“Studies have shown that the flu jab does work and will help prevent you getting the flu. It won’t stop all flu viruses and the level of protection may vary between people, so it’s not a 100% guarantee that you’ll be flu-free, but even if you do get flu after vaccination it’s likely to be milder and shorter-lived than it would otherwise have been. The flu vaccines used in the national programme also have a good safety record.”
People should speak to their GP practice about how to access the vaccine there. Some surgeries will be offering dedicated flu clinics.
The vaccine is administered by either a GP or practice nurse at the surgery, who can also offer aftercare, where necessary. Young children are vaccinated via a nasal spray – everyone else receives a quick injection. Vaccinating children has a double benefit: as well as protecting them from flu, it also protects others, such as grandparents and siblings, as children are much more likely to infect others.
Expectant mums should have the vaccine whatever stage of pregnancy they are in. Those who are pregnant could become very ill if they get flu, which could also be bad for their baby. Having the vaccine can also protect their baby against flu after they’re born and during the early months of life. Your GP or midwife will advise you.
Flu symptoms come on very quickly and can include a fever, chills, cough, headache, aches and pains in the joints and muscles, and extreme tiredness.
People who are otherwise fit and healthy usually don’t need to see a doctor if they have flu-like symptoms and should self-care. At risk groups who display flu-like symptoms may wish to consider calling NHS 111 or their GP.

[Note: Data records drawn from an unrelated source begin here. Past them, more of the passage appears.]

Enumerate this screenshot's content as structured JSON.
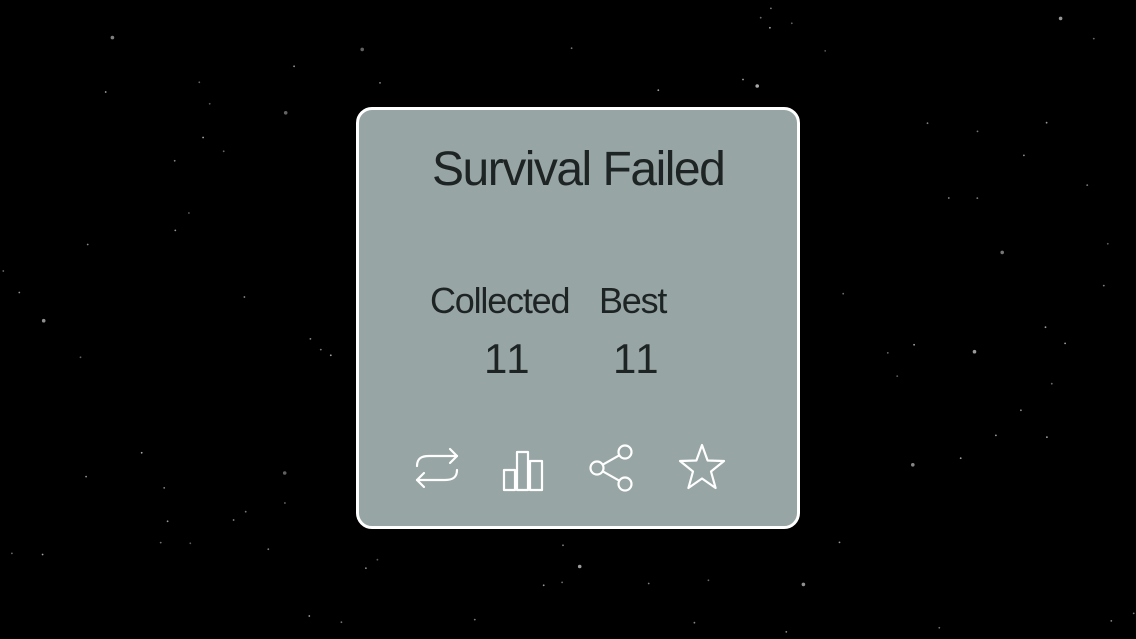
{
  "game_over": {
    "title": "Survival Failed",
    "stats": {
      "collected_label": "Collected",
      "collected_value": "11",
      "best_label": "Best",
      "best_value": "11"
    },
    "actions": [
      {
        "name": "retry-button",
        "icon": "repeat-icon"
      },
      {
        "name": "leaderboard-button",
        "icon": "bar-chart-icon"
      },
      {
        "name": "share-button",
        "icon": "share-icon"
      },
      {
        "name": "rate-button",
        "icon": "star-icon"
      }
    ]
  },
  "colors": {
    "background": "#000000",
    "panel": "#97a5a5",
    "panel_border": "#ffffff",
    "text": "#1e2323",
    "icon": "#ffffff"
  }
}
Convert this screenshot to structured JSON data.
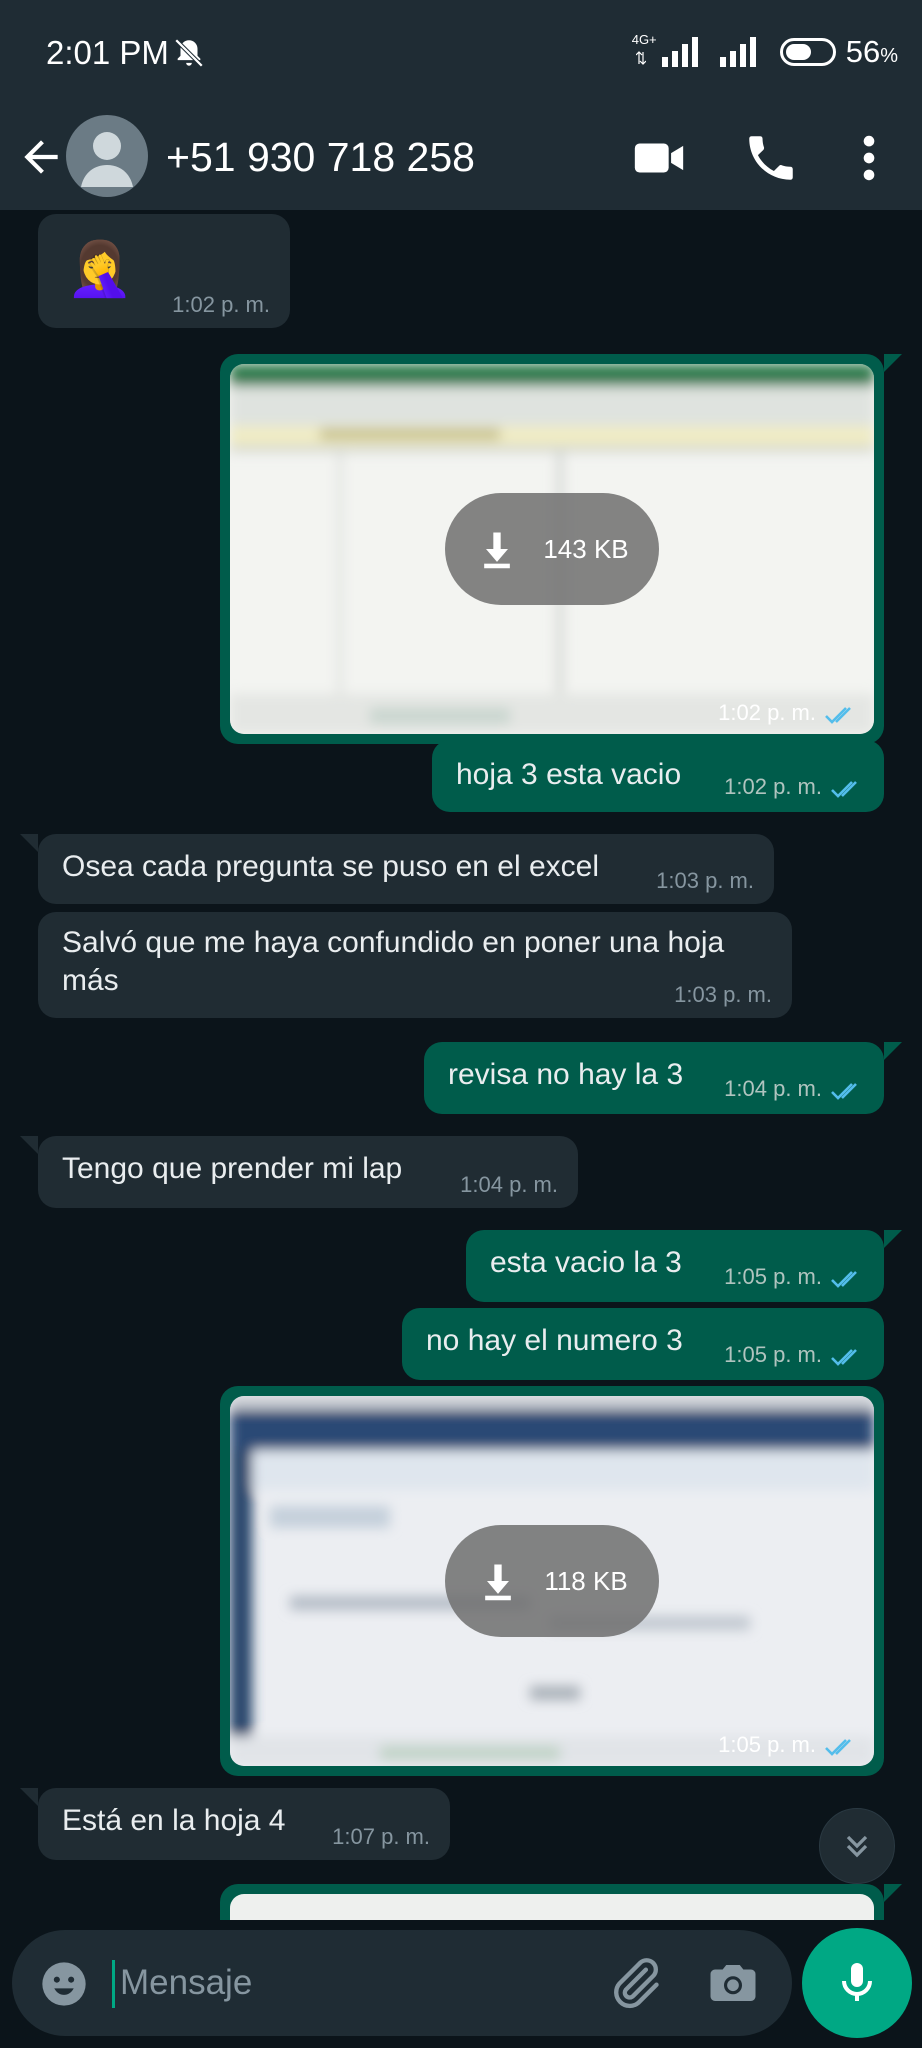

For more information about flu, and the vaccination, visit the NHS website at: www.nhs.uk